### Work to complete
Find the word "screenshot" in the records and copy every line where it occurs.

+++ Study material +++

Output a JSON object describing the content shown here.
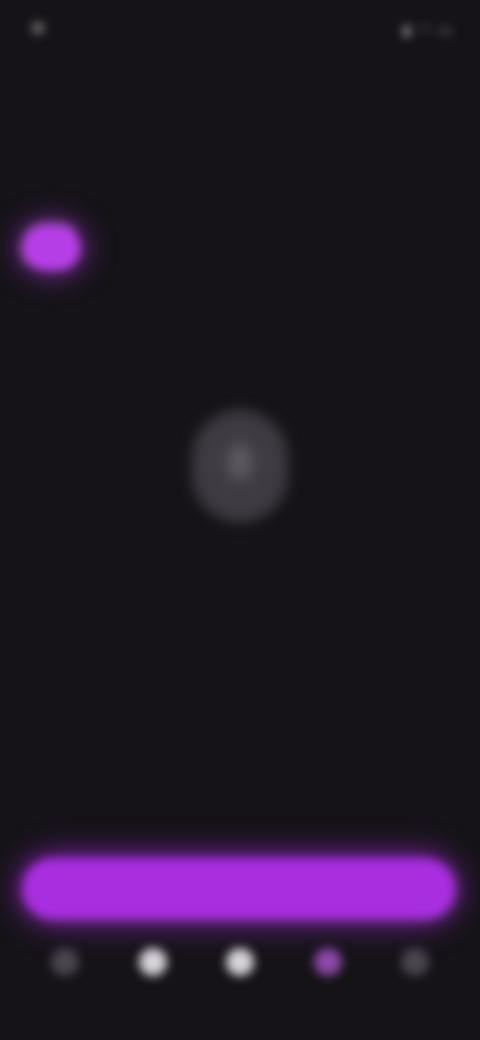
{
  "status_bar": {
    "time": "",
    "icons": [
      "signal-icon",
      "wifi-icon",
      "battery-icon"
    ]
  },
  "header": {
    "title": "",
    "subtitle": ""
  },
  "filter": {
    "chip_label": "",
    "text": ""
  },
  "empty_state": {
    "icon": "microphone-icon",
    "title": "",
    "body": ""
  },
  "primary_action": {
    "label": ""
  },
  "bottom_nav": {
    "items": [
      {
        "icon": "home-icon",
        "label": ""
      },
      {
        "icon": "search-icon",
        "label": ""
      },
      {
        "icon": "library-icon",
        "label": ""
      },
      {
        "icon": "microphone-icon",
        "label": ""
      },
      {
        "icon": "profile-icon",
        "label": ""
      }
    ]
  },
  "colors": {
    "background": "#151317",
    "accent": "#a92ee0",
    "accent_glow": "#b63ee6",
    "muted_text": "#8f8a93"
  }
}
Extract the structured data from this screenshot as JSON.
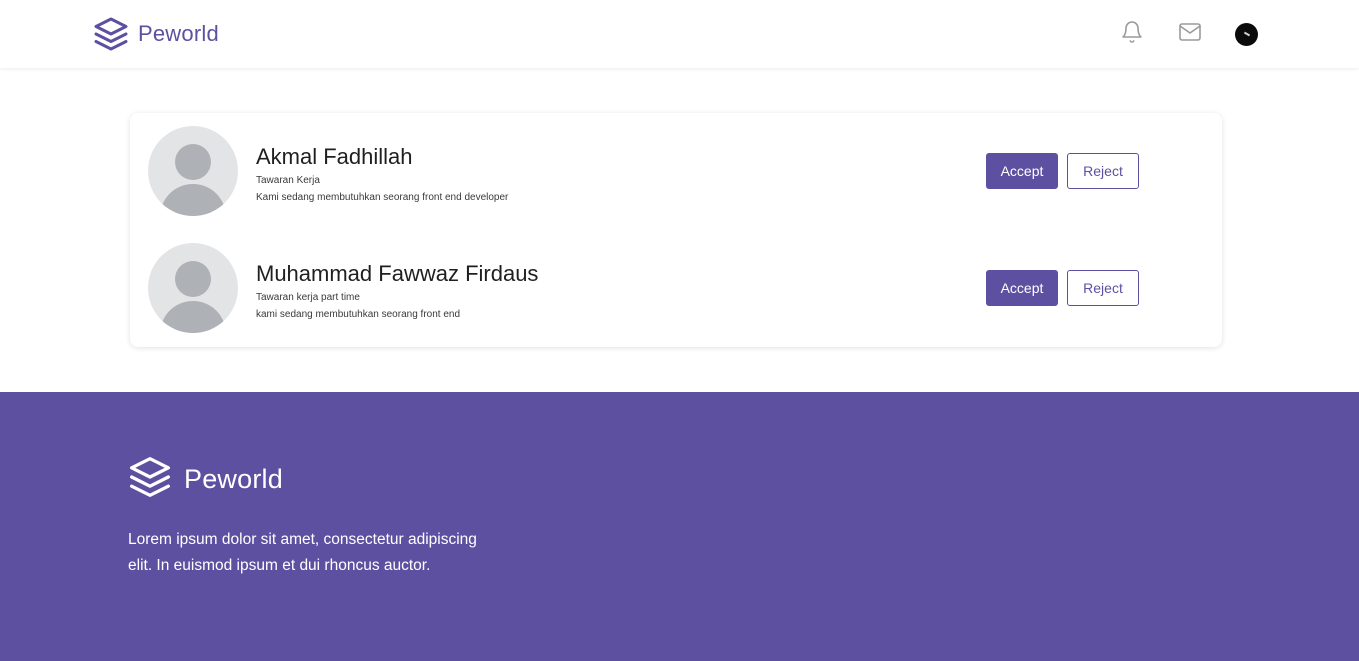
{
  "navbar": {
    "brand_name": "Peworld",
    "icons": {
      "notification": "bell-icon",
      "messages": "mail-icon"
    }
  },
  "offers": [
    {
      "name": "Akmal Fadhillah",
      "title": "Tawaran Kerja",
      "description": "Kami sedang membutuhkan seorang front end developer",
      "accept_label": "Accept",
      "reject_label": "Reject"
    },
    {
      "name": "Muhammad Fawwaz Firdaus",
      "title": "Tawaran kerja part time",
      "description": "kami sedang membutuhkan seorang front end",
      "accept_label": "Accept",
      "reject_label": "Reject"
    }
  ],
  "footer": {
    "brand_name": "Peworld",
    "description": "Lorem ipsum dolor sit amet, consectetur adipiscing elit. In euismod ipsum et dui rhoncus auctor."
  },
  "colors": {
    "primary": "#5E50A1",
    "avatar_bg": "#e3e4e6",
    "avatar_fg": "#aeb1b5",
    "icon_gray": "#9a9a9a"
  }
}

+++
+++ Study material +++

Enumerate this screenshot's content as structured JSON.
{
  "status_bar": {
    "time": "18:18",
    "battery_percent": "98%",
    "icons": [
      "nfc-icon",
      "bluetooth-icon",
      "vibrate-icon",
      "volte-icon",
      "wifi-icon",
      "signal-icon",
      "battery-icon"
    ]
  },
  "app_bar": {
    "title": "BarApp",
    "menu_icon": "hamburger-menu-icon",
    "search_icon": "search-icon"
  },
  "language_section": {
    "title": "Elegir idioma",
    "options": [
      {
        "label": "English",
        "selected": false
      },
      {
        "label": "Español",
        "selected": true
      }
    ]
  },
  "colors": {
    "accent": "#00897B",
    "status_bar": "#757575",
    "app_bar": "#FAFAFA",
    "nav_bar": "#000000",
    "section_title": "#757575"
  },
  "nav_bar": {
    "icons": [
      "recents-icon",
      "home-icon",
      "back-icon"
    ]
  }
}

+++
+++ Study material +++

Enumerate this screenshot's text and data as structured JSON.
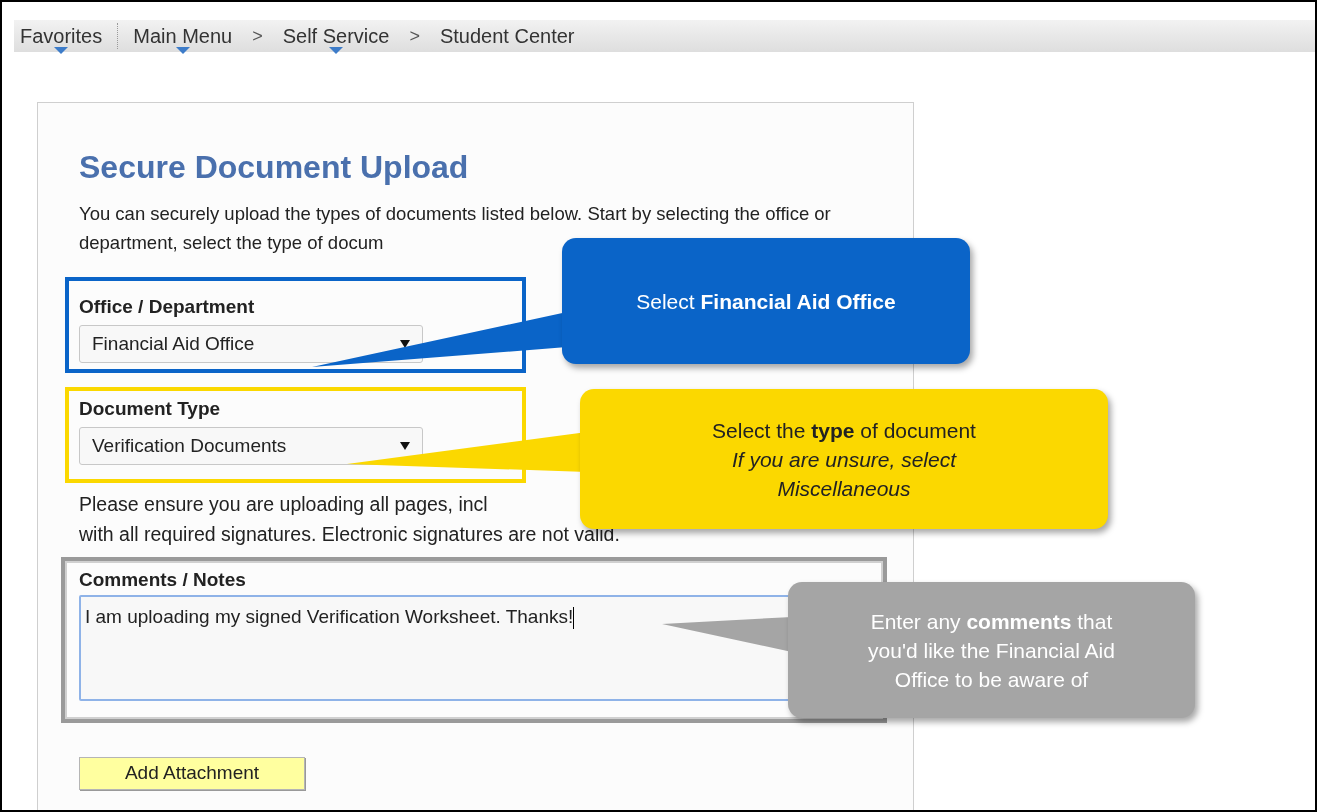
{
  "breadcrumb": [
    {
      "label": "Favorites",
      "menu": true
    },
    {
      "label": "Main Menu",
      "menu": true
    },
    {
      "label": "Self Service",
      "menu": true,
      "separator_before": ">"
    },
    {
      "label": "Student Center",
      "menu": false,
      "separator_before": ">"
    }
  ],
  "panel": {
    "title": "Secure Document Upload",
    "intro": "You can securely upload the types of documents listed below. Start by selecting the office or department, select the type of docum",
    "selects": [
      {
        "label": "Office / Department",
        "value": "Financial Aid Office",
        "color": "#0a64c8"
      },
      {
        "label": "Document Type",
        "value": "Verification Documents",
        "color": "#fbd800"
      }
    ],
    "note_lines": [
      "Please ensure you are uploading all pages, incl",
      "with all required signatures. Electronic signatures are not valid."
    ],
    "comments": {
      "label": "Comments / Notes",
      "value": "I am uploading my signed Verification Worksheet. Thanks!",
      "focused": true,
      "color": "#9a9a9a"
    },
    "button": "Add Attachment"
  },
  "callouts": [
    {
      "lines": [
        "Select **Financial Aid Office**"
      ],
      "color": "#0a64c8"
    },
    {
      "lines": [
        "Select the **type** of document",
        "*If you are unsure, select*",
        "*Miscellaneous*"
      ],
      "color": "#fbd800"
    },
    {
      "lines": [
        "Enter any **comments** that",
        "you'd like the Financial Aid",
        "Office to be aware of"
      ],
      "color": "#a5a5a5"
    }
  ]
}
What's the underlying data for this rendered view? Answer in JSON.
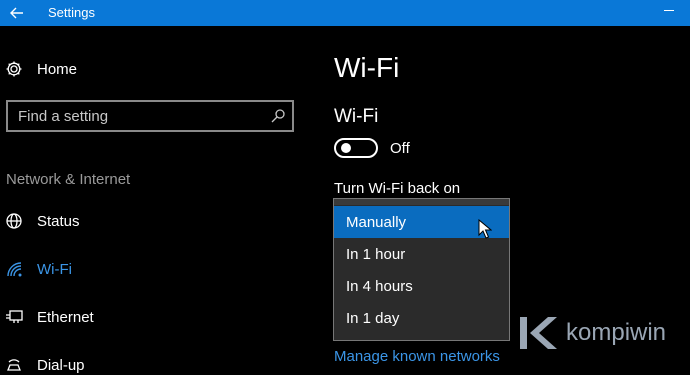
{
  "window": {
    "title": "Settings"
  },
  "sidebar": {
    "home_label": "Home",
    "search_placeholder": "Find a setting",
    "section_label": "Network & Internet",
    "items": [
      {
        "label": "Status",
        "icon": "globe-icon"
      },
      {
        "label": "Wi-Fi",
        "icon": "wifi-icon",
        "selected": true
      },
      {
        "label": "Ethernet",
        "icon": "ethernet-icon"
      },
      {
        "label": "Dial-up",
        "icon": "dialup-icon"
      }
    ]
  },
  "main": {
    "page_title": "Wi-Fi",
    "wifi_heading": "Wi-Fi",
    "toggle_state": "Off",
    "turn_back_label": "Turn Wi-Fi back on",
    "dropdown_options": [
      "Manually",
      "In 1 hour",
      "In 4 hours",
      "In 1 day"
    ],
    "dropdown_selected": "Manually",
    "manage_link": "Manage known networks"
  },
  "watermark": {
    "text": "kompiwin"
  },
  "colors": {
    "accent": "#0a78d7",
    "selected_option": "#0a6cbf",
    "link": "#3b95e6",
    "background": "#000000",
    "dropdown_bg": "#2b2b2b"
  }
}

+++

### Written solution
Extract the structured data from this screenshot as JSON.
Enumerate this screenshot's content as structured JSON.
Enumerate this screenshot's text and data as structured JSON.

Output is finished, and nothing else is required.